Agriculture

Frack off Buru

Protesters gathered outside Buru Energy’s annual general meeting today at the Celtic Club in West Perth to protest the oil and gas giant’s upcoming plans to ‘frack the Kimberley’.

Protesters outside the Celtic Club. Photo: Rebecca Stacy

The protest, organised by Lock the Gate Alliance WA, aims to get Buru Energy to consider an alternative way of sourcing gas after plans to frack at Yawuru.

Lock the Gate Alliance WA spokesperson Jane Hammond says Buru Energy will initially be targeting conventional gas in Yawuru, before it moves onto tight gas, which will require fracking to extract.

“They [Buru Energy] are not using the term fracking because they know how weighted that is,” she says.

Ms Hammond says in their submission to the WA inquiry into fracking, Buru Energy admitted they found elevated levels of radioactive material and high levels of salts, Boron and Barium in their fracking flowback fluid.

“Their solution to what to do with this intractable waste – feed it to cows as stock water,” she says.

“If you feed stock that’s going into our export market a potentially radioactive and contaminated water, you could kill off that industry.”

Screenshot from Frack Free WA’s Facebook account.

Wilderness Society of WA State Director Kit Sainsbury says Buru Energy needs to be reminded they don’t have the social licence to follow this through.

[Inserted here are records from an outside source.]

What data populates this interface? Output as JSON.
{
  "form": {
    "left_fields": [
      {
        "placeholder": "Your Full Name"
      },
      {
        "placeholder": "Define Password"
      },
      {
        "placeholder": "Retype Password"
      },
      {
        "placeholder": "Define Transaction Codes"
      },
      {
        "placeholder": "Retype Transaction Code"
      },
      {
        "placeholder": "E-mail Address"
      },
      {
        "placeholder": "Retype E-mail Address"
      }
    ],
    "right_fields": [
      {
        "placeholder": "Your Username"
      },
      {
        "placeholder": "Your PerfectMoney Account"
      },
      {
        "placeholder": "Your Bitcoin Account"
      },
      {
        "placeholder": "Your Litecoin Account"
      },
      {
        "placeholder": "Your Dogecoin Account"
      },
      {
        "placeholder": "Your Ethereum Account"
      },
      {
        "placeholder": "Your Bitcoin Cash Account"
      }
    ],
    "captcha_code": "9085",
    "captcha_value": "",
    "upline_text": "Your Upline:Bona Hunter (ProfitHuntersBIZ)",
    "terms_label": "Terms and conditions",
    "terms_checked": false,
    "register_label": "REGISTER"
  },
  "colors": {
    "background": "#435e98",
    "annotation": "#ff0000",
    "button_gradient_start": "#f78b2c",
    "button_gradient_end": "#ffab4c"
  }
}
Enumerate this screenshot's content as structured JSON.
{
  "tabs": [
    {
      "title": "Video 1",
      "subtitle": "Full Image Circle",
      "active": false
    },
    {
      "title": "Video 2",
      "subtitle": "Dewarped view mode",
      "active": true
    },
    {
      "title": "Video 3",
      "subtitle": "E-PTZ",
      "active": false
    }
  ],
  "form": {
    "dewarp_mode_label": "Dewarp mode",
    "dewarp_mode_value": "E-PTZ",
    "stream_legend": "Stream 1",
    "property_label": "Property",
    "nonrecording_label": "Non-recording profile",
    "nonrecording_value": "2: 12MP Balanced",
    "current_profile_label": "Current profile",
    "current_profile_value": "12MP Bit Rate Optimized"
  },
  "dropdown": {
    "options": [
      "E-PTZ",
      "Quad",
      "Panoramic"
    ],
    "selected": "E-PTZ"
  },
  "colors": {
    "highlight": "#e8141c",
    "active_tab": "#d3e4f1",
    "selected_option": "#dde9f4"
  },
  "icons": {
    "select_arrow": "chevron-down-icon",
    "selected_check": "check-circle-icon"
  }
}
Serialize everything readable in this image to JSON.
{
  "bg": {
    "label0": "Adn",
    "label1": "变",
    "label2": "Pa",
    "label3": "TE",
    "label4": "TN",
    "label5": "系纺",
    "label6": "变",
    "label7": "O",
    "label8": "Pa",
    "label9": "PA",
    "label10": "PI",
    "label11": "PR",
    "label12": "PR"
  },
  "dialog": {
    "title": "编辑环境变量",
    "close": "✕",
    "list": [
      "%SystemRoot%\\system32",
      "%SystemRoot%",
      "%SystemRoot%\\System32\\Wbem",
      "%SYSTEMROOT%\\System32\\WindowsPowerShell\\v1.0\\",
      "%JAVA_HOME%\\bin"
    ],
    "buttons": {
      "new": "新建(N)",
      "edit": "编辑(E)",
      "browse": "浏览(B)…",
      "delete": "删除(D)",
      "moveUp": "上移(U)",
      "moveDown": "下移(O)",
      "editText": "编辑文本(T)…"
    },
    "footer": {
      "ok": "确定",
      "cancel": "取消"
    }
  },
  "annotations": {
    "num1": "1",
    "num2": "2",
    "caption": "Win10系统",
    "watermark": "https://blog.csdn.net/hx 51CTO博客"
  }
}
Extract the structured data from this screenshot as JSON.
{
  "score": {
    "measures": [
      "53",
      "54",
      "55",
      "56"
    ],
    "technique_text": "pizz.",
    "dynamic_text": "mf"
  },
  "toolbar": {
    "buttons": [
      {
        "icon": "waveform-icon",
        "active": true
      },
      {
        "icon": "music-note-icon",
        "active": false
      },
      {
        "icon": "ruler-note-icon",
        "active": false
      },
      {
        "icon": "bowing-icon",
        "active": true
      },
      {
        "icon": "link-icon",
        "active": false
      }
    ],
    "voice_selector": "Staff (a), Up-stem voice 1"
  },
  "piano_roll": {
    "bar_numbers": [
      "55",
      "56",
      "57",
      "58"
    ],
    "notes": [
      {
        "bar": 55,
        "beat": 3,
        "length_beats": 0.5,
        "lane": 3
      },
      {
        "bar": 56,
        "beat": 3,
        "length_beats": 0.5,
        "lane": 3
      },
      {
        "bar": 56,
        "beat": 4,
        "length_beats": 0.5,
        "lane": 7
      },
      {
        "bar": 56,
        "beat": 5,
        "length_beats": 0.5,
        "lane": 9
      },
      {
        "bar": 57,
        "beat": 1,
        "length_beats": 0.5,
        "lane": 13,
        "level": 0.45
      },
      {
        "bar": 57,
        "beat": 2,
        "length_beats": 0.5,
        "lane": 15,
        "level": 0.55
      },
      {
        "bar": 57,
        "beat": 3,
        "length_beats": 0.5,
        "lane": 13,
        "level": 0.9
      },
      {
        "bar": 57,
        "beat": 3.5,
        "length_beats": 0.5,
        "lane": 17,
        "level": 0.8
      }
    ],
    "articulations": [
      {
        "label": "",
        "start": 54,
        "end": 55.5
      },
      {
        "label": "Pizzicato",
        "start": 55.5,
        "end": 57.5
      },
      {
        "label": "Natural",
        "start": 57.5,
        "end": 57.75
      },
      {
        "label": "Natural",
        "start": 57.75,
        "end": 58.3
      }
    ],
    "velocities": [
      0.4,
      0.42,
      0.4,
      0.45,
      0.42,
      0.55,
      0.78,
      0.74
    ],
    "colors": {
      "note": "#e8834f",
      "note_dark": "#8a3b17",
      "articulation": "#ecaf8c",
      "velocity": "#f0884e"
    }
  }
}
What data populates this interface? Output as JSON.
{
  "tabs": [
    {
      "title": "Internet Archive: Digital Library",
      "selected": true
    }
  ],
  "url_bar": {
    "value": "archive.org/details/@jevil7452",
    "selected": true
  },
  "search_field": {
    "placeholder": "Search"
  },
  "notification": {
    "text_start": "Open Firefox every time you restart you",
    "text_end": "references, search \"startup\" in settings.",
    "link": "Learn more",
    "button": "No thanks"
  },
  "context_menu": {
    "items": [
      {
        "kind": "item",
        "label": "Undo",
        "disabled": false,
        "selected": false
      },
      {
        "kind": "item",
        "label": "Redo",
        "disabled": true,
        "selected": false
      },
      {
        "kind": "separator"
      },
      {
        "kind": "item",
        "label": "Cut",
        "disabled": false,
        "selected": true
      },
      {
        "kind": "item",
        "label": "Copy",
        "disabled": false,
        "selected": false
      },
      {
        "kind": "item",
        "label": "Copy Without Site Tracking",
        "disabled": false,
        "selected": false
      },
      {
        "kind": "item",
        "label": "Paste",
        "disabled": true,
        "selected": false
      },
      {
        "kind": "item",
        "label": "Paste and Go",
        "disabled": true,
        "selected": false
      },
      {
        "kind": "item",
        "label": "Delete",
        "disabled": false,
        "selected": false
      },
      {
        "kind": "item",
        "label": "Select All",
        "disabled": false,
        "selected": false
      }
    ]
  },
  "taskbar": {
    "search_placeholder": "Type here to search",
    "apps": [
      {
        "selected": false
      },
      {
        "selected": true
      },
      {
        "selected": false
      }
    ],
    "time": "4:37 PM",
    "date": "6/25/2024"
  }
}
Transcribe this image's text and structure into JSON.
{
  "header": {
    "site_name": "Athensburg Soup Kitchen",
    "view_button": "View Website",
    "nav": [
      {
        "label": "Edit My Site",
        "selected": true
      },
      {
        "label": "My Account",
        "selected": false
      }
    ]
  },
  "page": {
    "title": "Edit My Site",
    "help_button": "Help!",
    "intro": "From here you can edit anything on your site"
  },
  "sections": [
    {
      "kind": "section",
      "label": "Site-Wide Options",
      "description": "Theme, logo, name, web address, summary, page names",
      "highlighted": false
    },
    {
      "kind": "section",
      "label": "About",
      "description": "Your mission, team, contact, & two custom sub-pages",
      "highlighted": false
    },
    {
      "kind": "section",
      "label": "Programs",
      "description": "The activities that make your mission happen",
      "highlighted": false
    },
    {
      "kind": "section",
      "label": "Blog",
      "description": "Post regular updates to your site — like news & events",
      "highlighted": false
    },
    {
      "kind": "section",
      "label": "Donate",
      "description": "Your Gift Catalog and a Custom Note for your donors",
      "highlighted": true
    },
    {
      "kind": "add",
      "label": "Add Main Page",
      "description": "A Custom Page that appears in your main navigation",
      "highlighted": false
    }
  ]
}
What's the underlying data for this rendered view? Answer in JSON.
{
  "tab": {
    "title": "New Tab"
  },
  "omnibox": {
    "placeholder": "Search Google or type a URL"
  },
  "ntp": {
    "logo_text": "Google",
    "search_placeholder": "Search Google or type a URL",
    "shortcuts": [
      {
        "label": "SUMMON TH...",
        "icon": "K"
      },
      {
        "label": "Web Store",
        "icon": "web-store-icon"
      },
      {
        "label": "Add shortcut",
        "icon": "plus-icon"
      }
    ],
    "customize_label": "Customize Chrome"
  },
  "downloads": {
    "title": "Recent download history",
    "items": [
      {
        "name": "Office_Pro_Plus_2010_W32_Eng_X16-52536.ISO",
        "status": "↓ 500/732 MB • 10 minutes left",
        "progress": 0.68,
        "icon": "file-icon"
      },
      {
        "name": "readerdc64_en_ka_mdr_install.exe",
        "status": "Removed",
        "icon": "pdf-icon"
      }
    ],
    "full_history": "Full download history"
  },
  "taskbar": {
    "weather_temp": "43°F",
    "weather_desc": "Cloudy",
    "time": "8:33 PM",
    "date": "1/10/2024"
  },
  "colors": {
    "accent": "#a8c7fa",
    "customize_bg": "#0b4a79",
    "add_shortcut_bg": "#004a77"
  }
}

“There is enough public community support, not just in the Kimberley with traditional custodians, but here within Perth and beyond to further demonstrate that fracking is a dangerous industry that should not go ahead,” he says.

Mr Sainsbury says there are alternative measures to fracking that could better not only the Kimberley, but society as a whole.

“There are viable alternatives in the industry to take this on beyond fracking that will provide jobs, that will provide a beneficial economy and will also lead to a cleaner future for that area and for Western Australia as a whole.”

Buru Energy did not respond to requests for comment.